Inexperienced with Tanner Volz, a.k.a. Anklebiter’s previous work on “I Will Wait”, a sense of confusion was prevalent as I first started listening to “Queue”, noticing the arrangement of artists under an album that was clearly and curiously labelled as his work. By the time the ominous ambience provided by Access to Arasaka shifted in the final moments of “University”, paving the way to the second track, I began to understand.
The title being a clear indication of the cold melancholy resonating through Keef Baker’s soundscapes, “Frigid” also serves as bridge to the next track, “Absolution is a Plushtoy”, a more aggressive mix bordering on electronics with post rock, courtesy of Jatun.
Anklebiter’s first original offering to the album appears, not inadvertently but, as the title states, “By Design”. A fascinating track, replete with a solid rhythmic foundation and intriguing synthwork, it feels nothing like ‘extra’ material that didn’t cut it before.
Subtractivelad’s take on “Frigid” is a completely different affair from the Keef Baker offering, opting for a more organic sound, specially in the end moments where string-like synths and piano further amplifiy the track’s emotional impact.

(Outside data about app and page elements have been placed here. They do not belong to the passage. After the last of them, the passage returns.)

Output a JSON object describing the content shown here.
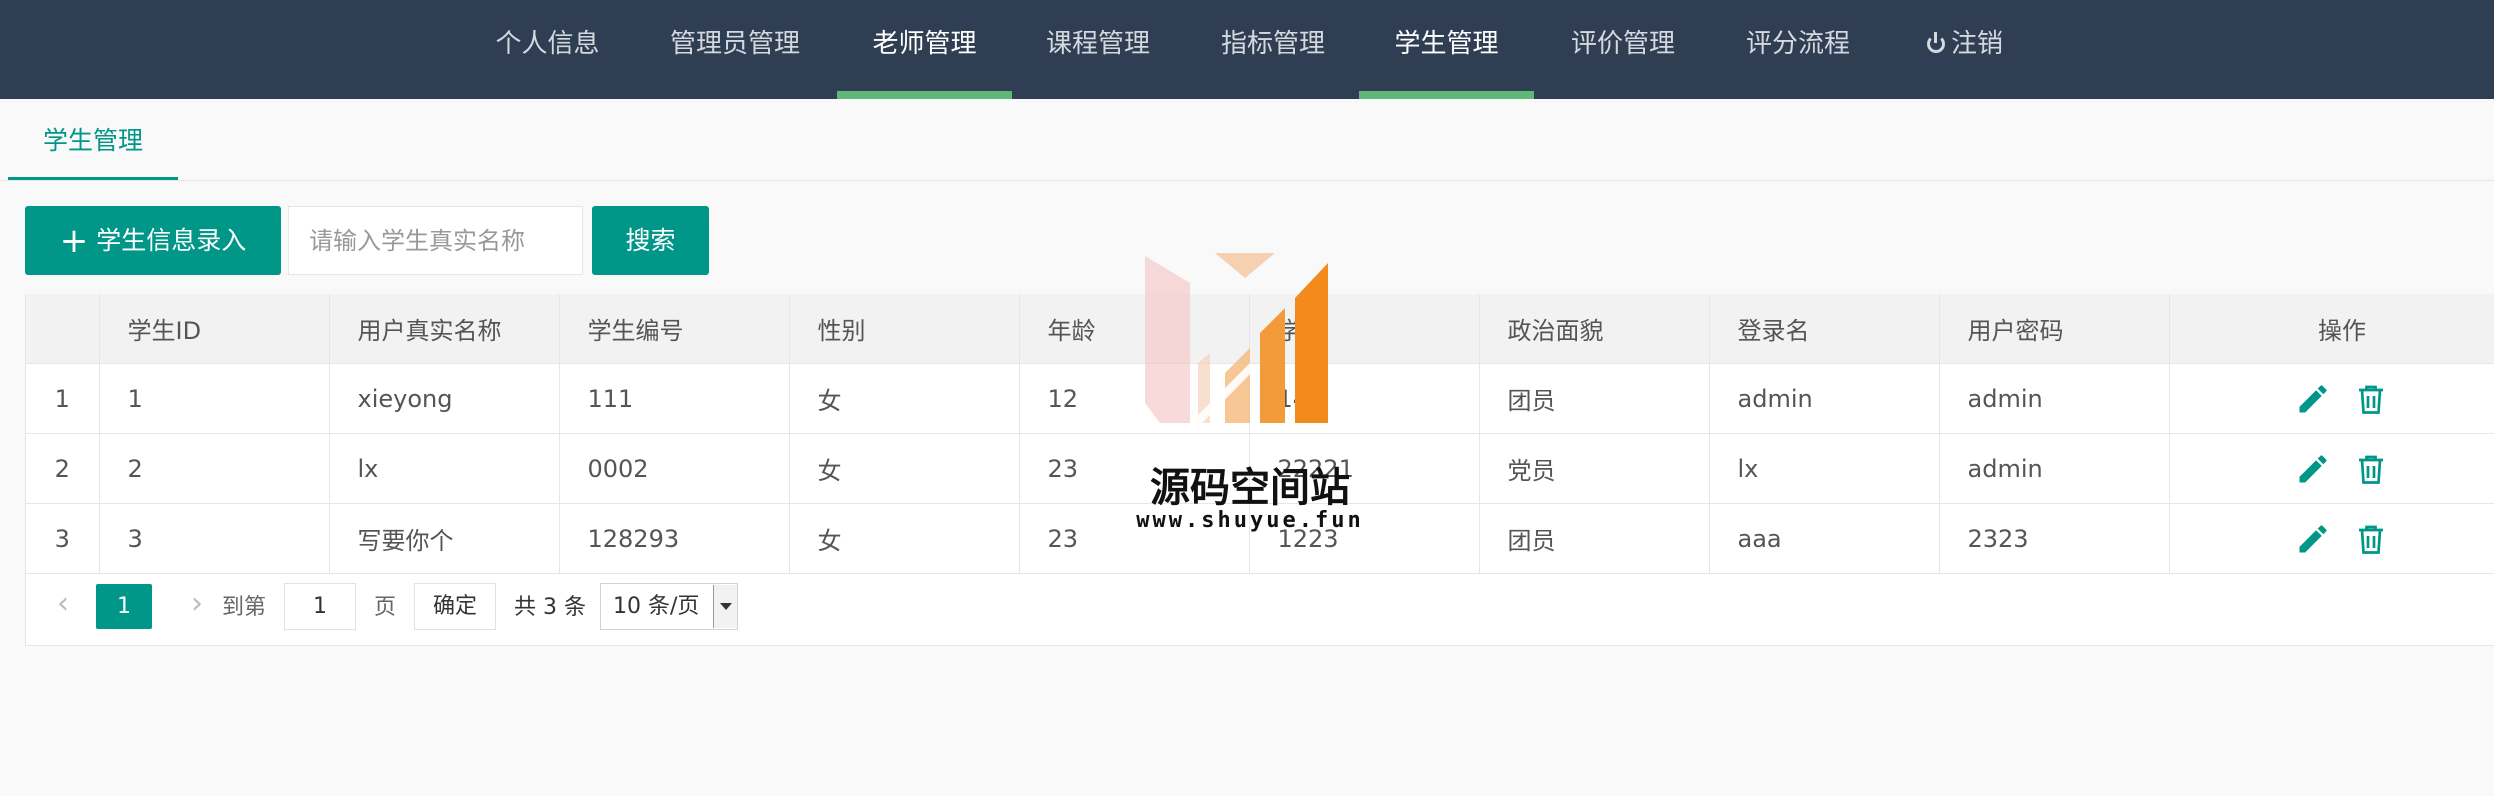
{
  "nav": {
    "items": [
      {
        "label": "个人信息"
      },
      {
        "label": "管理员管理"
      },
      {
        "label": "老师管理"
      },
      {
        "label": "课程管理"
      },
      {
        "label": "指标管理"
      },
      {
        "label": "学生管理"
      },
      {
        "label": "评价管理"
      },
      {
        "label": "评分流程"
      },
      {
        "label": "注销",
        "icon": "power-icon"
      }
    ],
    "active_label": "学生管理",
    "hover_label": "老师管理",
    "colors": {
      "background": "#2f3e53",
      "indicator": "#5fb878"
    }
  },
  "tab": {
    "label": "学生管理",
    "accent": "#009688"
  },
  "toolbar": {
    "add_label": "学生信息录入",
    "add_icon": "plus-icon",
    "search_placeholder": "请输入学生真实名称",
    "search_value": "",
    "search_label": "搜索"
  },
  "table": {
    "headers": [
      "",
      "学生ID",
      "用户真实名称",
      "学生编号",
      "性别",
      "年龄",
      "学号",
      "政治面貌",
      "登录名",
      "用户密码",
      "操作"
    ],
    "rows": [
      {
        "num": "1",
        "id": "1",
        "name": "xieyong",
        "code": "111",
        "gender": "女",
        "age": "12",
        "sid": "14",
        "politics": "团员",
        "login": "admin",
        "password": "admin"
      },
      {
        "num": "2",
        "id": "2",
        "name": "lx",
        "code": "0002",
        "gender": "女",
        "age": "23",
        "sid": "22221",
        "politics": "党员",
        "login": "lx",
        "password": "admin"
      },
      {
        "num": "3",
        "id": "3",
        "name": "写要你个",
        "code": "128293",
        "gender": "女",
        "age": "23",
        "sid": "1223",
        "politics": "团员",
        "login": "aaa",
        "password": "2323"
      }
    ],
    "row_actions": [
      "edit-icon",
      "delete-icon"
    ]
  },
  "pagination": {
    "current_page": "1",
    "goto_prefix": "到第",
    "goto_value": "1",
    "goto_suffix": "页",
    "confirm_label": "确定",
    "total_text": "共 3 条",
    "page_size": "10 条/页"
  },
  "watermark": {
    "title": "源码空间站",
    "url": "www.shuyue.fun"
  }
}
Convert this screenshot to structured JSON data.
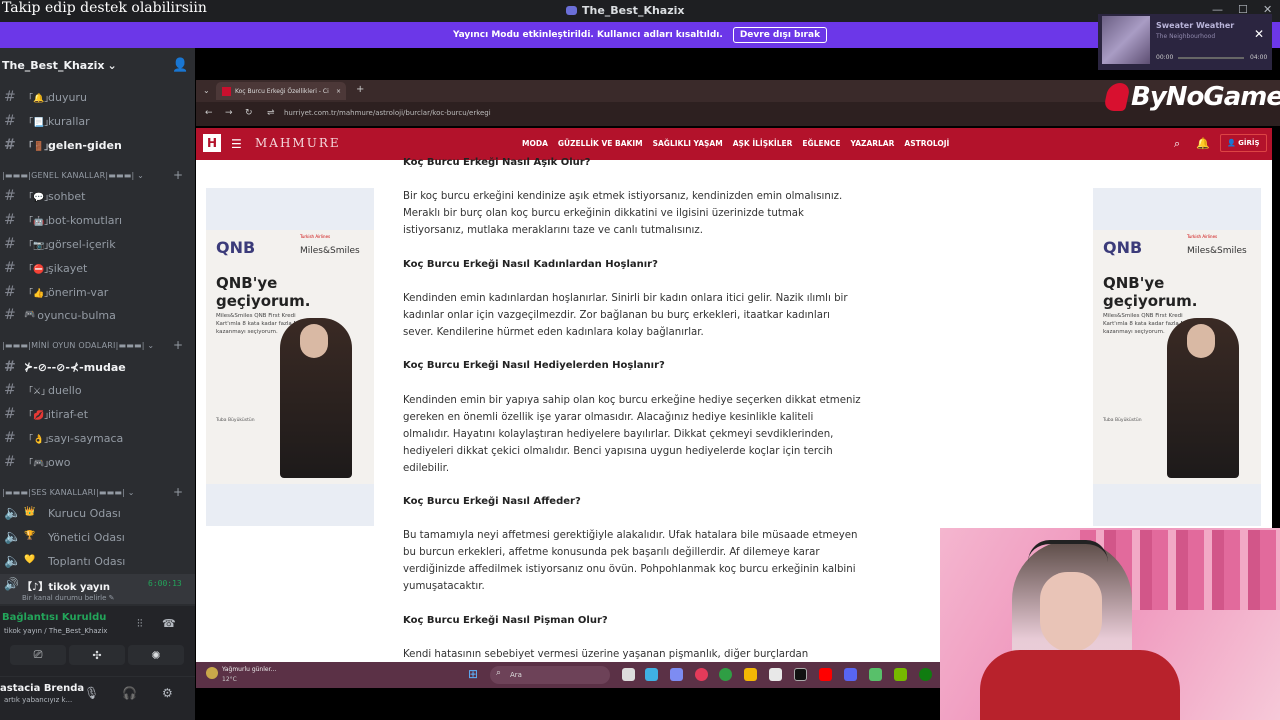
{
  "overlay_text": "Takip edip destek olabilirsiin",
  "window": {
    "title": "The_Best_Khazix",
    "minimize": "—",
    "maximize": "☐",
    "close": "✕"
  },
  "banner": {
    "text": "Yayıncı Modu etkinleştirildi. Kullanıcı adları kısaltıldı.",
    "button": "Devre dışı bırak",
    "close": "✕"
  },
  "music": {
    "song": "Sweater Weather",
    "artist": "The Neighbourhood",
    "time_current": "00:00",
    "time_total": "04:00"
  },
  "server": {
    "name": "The_Best_Khazix",
    "chevron": "⌄",
    "add_icon": "👤"
  },
  "channels_top": [
    {
      "emoji": "「🔔」",
      "name": "duyuru"
    },
    {
      "emoji": "「📃」",
      "name": "kurallar"
    },
    {
      "emoji": "「🚪」",
      "name": "gelen-giden"
    }
  ],
  "categories": {
    "general": "|▬▬▬|GENEL KANALLAR|▬▬▬|",
    "mini": "|▬▬▬|MİNİ OYUN ODALARI|▬▬▬|",
    "voice": "|▬▬▬|SES KANALLARI|▬▬▬|"
  },
  "channels_general": [
    {
      "emoji": "「💬」",
      "name": "sohbet"
    },
    {
      "emoji": "「🤖」",
      "name": "bot-komutları"
    },
    {
      "emoji": "「📷」",
      "name": "görsel-içerik"
    },
    {
      "emoji": "「⛔」",
      "name": "şikayet"
    },
    {
      "emoji": "「👍」",
      "name": "önerim-var"
    },
    {
      "emoji": "🎮",
      "name": "oyuncu-bulma"
    }
  ],
  "channels_mini": [
    {
      "emoji": "",
      "name": "⊁-⊘--⊘-⊀-mudae"
    },
    {
      "emoji": "「⚔」",
      "name": "duello"
    },
    {
      "emoji": "「💋」",
      "name": "itiraf-et"
    },
    {
      "emoji": "「👌」",
      "name": "sayı-saymaca"
    },
    {
      "emoji": "「🎮」",
      "name": "owo"
    }
  ],
  "channels_voice": [
    {
      "emoji": "👑",
      "name": "Kurucu Odası"
    },
    {
      "emoji": "🏆",
      "name": "Yönetici Odası"
    },
    {
      "emoji": "💛",
      "name": "Toplantı Odası"
    }
  ],
  "voice_active": {
    "name": "【♪】tikok yayın",
    "time": "6:00:13",
    "status": "Bir kanal durumu belirle ✎"
  },
  "connection": {
    "title": "Bağlantısı Kuruldu",
    "sub": "tikok yayın / The_Best_Khazix"
  },
  "user": {
    "name": "astacia Brenda",
    "sub": "artık yabancıyız k..."
  },
  "browser": {
    "tab_title": "Koç Burcu Erkeği Özellikleri - Ci",
    "url": "hurriyet.com.tr/mahmure/astroloji/burclar/koc-burcu/erkegi",
    "overlay_logo": "ByNoGame"
  },
  "site": {
    "logo_letter": "H",
    "logo": "MAHMURE",
    "nav": [
      "MODA",
      "GÜZELLİK VE BAKIM",
      "SAĞLIKLI YAŞAM",
      "AŞK İLİŞKİLER",
      "EĞLENCE",
      "YAZARLAR",
      "ASTROLOJİ"
    ],
    "login": "GİRİŞ"
  },
  "ad": {
    "brand": "QNB",
    "partner": "Miles&Smiles",
    "small_logo": "Turkish Airlines",
    "headline": "QNB'ye geçiyorum.",
    "sub": "Miles&Smiles QNB First Kredi Kart'ımla 8 kata kadar fazla Mil kazanmayı seçiyorum.",
    "signature": "Tuba Büyüküstün"
  },
  "article": {
    "sections": [
      {
        "title": "Koç Burcu Erkeği Nasıl Aşık Olur?",
        "text": ""
      },
      {
        "title": "",
        "text": "Bir koç burcu erkeğini kendinize aşık etmek istiyorsanız, kendinizden emin olmalısınız. Meraklı bir burç olan koç burcu erkeğinin dikkatini ve ilgisini üzerinizde tutmak istiyorsanız, mutlaka meraklarını taze ve canlı tutmalısınız."
      },
      {
        "title": "Koç Burcu Erkeği Nasıl Kadınlardan Hoşlanır?",
        "text": "Kendinden emin kadınlardan hoşlanırlar. Sinirli bir kadın onlara itici gelir. Nazik ılımlı bir kadınlar onlar için vazgeçilmezdir. Zor bağlanan bu burç erkekleri, itaatkar kadınları sever. Kendilerine hürmet eden kadınlara kolay bağlanırlar."
      },
      {
        "title": "Koç Burcu Erkeği Nasıl Hediyelerden Hoşlanır?",
        "text": "Kendinden emin bir yapıya sahip olan koç burcu erkeğine hediye seçerken dikkat etmeniz gereken en önemli özellik işe yarar olmasıdır. Alacağınız hediye kesinlikle kaliteli olmalıdır. Hayatını kolaylaştıran hediyelere bayılırlar. Dikkat çekmeyi sevdiklerinden, hediyeleri dikkat çekici olmalıdır. Benci yapısına uygun hediyelerde koçlar için tercih edilebilir."
      },
      {
        "title": "Koç Burcu Erkeği Nasıl Affeder?",
        "text": "Bu tamamıyla neyi affetmesi gerektiğiyle alakalıdır. Ufak hatalara bile müsaade etmeyen bu burcun erkekleri, affetme konusunda pek başarılı değillerdir. Af dilemeye karar verdiğinizde affedilmek istiyorsanız onu övün. Pohpohlanmak koç burcu erkeğinin kalbini yumuşatacaktır."
      },
      {
        "title": "Koç Burcu Erkeği Nasıl Pişman Olur?",
        "text": "Kendi hatasının sebebiyet vermesi üzerine yaşanan pişmanlık, diğer burçlardan"
      }
    ]
  },
  "taskbar": {
    "weather": "Yağmurlu günler...",
    "temp": "12°C",
    "search": "Ara"
  }
}
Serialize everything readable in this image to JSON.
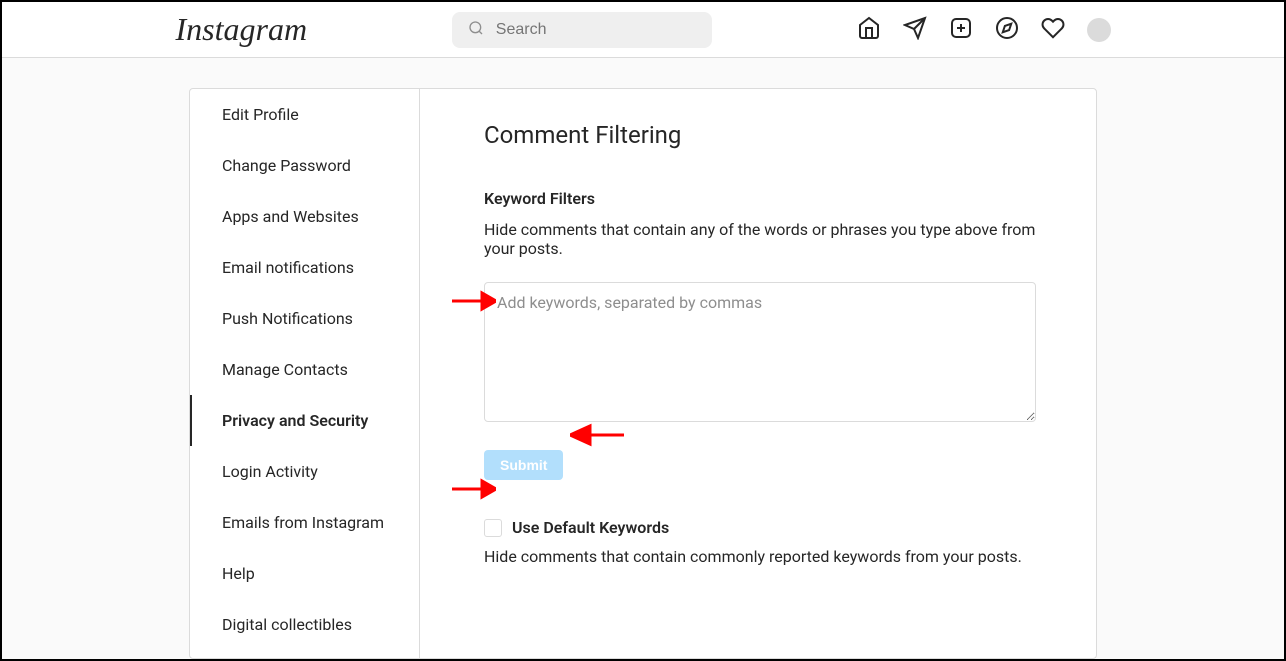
{
  "header": {
    "logo": "Instagram",
    "search_placeholder": "Search"
  },
  "sidebar": {
    "items": [
      {
        "label": "Edit Profile"
      },
      {
        "label": "Change Password"
      },
      {
        "label": "Apps and Websites"
      },
      {
        "label": "Email notifications"
      },
      {
        "label": "Push Notifications"
      },
      {
        "label": "Manage Contacts"
      },
      {
        "label": "Privacy and Security"
      },
      {
        "label": "Login Activity"
      },
      {
        "label": "Emails from Instagram"
      },
      {
        "label": "Help"
      },
      {
        "label": "Digital collectibles"
      }
    ],
    "active_index": 6
  },
  "main": {
    "title": "Comment Filtering",
    "keyword_filters": {
      "label": "Keyword Filters",
      "description": "Hide comments that contain any of the words or phrases you type above from your posts.",
      "textarea_placeholder": "Add keywords, separated by commas",
      "submit_label": "Submit"
    },
    "default_keywords": {
      "checkbox_label": "Use Default Keywords",
      "description": "Hide comments that contain commonly reported keywords from your posts."
    }
  }
}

The second new track by Anklebiter, “OTT”, is a bizarre yet entrancing display of great IDM, shifting mood and sound within moments yet remaining memorable as a whole rather than having some parts overshadow others.
Irulan’s take on “Accessible” indeed feels like the most radio friendly of the tracks, the vocal elements and chiming synths easing even unconditioned listeners into the track, while still giving them a clear impression of the overall album’s feel and sound.
“I Will Wait” is the track that follows (twice) in another display of clever and experienced track arrangement, Boy is Fiction provides a version that, while more complex and unusual in sound compared to “Accessible”, fits snugly between it and Dirk Geiger’s outright digital yet intricate rework of the track.
Dryft’s version of “One Three Two” is a slight return to easier material, despite its almost neurotic rhythm, the calm synths managing to bring the pace down. A call well made, as the last track, “Nothing Will Happen Tomorrow” as imagined by Lights Out Asia, is a seemingly perfect close to the album with its emotional yet resolute mix of synths, drums and vocals.
A collaborative work between Anklebiter and various Tympanik Artists, “Queue”, as the name implies, feels less of a remix record and more like a mixtape, written with love from the artists, to the original artist, to the listener. Anklebiter’s skills in creating good electronic music certainly seem to assist him in choosing fitting mixes for this collection, resulting in a record that feels almost organic in its continuity and flow, rather than a disjointed track list, a problem plaguing more than a few such collaborations.
— George Mouratidis